Make an exact copy of the listing underneath, skipping each picture.

_INPUT MATERIAL_:
━━━━━━━━━━━━━━━━━━━━

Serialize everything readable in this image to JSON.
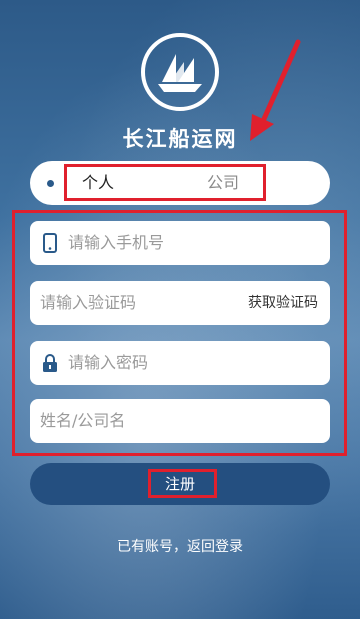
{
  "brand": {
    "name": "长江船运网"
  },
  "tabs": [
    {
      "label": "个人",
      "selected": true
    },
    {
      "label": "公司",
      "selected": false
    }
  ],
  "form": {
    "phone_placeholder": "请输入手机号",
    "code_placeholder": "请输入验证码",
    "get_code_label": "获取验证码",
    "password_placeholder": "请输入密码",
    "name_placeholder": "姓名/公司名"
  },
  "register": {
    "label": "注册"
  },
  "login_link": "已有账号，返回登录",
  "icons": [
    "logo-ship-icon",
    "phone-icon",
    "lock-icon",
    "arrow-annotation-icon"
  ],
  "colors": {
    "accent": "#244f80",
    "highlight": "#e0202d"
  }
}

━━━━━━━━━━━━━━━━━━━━

_RESULT OF THIS TASK_:
Serialize everything readable in this image to JSON.
{
  "brand": {
    "name": "长江船运网"
  },
  "tabs": [
    {
      "label": "个人",
      "selected": true
    },
    {
      "label": "公司",
      "selected": false
    }
  ],
  "form": {
    "phone_placeholder": "请输入手机号",
    "code_placeholder": "请输入验证码",
    "get_code_label": "获取验证码",
    "password_placeholder": "请输入密码",
    "name_placeholder": "姓名/公司名"
  },
  "register": {
    "label": "注册"
  },
  "login_link": "已有账号，返回登录",
  "icons": [
    "logo-ship-icon",
    "phone-icon",
    "lock-icon",
    "arrow-annotation-icon"
  ],
  "colors": {
    "accent": "#244f80",
    "highlight": "#e0202d"
  }
}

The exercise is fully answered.